LEGISLATIVE BUDGET BOARD
LEGISLATIVE BUDGET BOARD. The Legislative Budget Board was established by the Texas legislature in 1949 to prepare recommendations for appropriations for all state government agencies. A ten-member policy-making board oversees the agency and includes the lieutenant governor and the speaker of the House, who serve as chairman and vice chairman, respectively. Two senators are appointed by the lieutenant governor, and two representatives are appointed by the speaker. Also, the chairmen of the Senate Finance and State Affairs committees and the heads of the House Appropriations and Ways and Means committees serve as members of the board. The board appoints the budget director, who prepares the budgetary requests of all state spending agencies as well as the appropriation bills for them. At each regular and special session of the legislature the director submits the legislative budget estimates, the results of extensive staff analyses of each agency's budget requests. The Legislative Budget Board maintains a program evaluation section that conducts comprehensive reviews of state agency programs and operations and compiles performance reports for the legislature. The reports help to monitor the effectiveness and efficiency of each state agency and aid in budgetary decisions. The board is also responsible for determining constitutional spending ceilings. Staff in the Legislative Budget Office provide support to different legislative appropriations committees, furnish information on revenue and expenditure trends, prepare fiscal notes identifying costs or revenue impact of various legislation, and issue reports about school-finance laws and proposals. In 1991 the Legislative Budget Board had a staff of more than seventy and appropriations totaling more than $2.8 million.

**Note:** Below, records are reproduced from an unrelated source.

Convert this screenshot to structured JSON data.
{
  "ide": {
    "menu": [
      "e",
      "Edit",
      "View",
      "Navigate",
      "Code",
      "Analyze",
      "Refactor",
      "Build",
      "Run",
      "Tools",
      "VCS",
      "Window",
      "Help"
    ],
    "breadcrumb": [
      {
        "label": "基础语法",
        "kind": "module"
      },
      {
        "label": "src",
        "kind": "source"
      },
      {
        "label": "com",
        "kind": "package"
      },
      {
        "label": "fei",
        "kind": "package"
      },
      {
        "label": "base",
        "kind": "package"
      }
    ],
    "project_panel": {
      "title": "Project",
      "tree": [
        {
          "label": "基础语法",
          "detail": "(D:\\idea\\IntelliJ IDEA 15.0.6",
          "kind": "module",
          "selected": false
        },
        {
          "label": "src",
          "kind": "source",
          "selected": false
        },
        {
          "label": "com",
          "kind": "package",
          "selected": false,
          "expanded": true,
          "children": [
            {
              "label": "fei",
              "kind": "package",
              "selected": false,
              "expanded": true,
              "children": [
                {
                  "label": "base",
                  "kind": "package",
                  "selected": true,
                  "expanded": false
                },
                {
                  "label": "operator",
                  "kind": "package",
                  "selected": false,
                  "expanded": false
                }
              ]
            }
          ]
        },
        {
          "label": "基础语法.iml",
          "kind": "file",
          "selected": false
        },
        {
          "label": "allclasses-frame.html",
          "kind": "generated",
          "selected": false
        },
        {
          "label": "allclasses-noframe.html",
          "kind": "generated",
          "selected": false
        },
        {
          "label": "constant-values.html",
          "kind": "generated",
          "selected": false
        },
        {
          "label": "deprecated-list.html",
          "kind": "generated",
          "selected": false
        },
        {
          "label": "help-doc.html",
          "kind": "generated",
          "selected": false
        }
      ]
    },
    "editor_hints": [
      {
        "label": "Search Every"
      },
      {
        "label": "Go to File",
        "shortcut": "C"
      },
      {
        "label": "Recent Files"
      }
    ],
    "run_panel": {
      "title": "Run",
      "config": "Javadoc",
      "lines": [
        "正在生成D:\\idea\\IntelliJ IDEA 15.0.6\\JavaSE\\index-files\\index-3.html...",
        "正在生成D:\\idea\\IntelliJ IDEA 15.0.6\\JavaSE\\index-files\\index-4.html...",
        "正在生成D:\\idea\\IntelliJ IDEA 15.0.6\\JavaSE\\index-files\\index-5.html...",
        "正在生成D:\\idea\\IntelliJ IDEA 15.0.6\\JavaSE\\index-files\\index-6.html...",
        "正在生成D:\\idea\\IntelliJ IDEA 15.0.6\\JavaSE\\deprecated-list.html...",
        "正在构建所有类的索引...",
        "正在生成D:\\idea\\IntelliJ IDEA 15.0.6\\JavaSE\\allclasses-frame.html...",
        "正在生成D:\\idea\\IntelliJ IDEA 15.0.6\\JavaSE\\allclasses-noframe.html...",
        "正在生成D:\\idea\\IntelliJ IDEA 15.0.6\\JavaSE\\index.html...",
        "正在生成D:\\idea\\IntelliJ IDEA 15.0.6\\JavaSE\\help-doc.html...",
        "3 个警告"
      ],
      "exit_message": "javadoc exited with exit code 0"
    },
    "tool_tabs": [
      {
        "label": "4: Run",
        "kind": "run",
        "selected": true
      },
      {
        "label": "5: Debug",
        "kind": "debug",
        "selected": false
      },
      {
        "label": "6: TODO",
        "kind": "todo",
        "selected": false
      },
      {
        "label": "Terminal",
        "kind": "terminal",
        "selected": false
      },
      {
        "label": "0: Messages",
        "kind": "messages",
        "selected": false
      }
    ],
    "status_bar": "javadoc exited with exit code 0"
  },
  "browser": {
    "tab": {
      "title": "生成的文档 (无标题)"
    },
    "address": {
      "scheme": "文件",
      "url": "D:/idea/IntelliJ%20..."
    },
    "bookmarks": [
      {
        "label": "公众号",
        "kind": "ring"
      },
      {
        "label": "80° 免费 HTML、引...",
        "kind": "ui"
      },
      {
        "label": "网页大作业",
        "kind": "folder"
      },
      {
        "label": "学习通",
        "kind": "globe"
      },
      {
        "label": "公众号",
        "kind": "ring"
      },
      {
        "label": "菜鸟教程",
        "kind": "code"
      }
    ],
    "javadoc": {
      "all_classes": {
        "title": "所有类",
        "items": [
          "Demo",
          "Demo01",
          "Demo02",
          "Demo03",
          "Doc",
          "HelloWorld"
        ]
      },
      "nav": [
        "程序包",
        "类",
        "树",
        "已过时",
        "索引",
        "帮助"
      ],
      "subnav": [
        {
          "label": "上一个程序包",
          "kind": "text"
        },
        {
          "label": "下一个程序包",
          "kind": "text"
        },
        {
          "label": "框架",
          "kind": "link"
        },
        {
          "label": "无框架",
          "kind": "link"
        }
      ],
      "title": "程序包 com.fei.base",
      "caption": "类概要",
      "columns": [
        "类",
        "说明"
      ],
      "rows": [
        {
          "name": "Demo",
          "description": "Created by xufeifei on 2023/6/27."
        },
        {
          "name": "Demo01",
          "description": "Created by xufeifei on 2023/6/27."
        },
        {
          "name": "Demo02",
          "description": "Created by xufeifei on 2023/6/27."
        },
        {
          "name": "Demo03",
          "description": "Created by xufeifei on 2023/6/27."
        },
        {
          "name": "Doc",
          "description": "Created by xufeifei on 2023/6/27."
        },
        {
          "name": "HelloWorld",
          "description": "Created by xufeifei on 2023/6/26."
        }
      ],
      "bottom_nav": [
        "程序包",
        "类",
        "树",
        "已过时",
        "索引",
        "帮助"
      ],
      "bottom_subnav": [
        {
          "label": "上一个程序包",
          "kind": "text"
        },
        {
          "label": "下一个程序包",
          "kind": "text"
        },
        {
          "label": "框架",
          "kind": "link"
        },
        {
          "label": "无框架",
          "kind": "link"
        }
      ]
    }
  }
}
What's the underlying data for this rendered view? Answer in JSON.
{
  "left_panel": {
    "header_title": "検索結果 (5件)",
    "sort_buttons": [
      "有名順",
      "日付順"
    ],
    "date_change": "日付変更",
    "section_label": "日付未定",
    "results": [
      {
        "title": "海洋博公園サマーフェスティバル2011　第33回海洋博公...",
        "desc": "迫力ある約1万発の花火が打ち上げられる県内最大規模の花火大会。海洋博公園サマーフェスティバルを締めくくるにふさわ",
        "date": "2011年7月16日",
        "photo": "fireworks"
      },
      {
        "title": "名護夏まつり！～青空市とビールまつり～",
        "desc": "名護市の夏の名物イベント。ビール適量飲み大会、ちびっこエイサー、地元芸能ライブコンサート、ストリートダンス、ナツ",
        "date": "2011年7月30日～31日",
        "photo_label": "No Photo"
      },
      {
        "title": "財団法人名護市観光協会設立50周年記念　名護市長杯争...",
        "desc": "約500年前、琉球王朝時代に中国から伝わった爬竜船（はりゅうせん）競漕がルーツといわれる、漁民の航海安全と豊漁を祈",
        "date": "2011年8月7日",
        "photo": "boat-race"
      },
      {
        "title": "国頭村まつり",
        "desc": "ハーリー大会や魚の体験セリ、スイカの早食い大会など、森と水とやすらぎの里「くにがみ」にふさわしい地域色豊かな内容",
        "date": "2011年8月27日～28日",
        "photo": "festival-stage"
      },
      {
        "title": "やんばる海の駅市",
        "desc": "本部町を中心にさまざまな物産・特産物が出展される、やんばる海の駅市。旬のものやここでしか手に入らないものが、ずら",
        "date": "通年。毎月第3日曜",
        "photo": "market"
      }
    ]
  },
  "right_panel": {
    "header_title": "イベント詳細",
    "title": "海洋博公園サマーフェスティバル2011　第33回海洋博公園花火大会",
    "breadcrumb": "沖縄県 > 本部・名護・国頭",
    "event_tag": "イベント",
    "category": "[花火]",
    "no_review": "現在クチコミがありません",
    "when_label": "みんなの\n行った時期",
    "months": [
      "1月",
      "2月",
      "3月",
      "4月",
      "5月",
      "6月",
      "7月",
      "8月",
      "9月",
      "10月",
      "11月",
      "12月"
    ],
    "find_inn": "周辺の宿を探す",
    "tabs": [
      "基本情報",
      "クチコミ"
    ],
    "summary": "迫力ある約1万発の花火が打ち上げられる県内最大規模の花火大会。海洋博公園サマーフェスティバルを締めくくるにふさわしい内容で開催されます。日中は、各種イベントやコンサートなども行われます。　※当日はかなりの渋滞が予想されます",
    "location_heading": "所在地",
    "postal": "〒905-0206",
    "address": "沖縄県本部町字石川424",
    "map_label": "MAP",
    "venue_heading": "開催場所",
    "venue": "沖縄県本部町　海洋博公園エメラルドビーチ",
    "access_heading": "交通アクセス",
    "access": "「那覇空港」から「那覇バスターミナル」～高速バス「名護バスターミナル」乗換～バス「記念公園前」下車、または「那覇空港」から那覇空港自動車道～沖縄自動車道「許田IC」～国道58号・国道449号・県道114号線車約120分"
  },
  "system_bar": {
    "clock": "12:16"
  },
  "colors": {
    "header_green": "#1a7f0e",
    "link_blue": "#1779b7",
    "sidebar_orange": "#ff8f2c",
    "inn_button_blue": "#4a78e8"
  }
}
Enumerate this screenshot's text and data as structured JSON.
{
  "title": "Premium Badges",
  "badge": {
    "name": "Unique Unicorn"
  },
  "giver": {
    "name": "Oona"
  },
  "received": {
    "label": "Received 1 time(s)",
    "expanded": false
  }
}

The following, adapted from the Chicago Manual of Style, 15th edition, is the preferred citation for this article.Laurie E. Jasinski, "LEGISLATIVE BUDGET BOARD," Handbook of Texas Online (http://www.tshaonline.org/handbook/online/articles/mdl05), accessed June 20, 2013. Published by the Texas State Historical Association.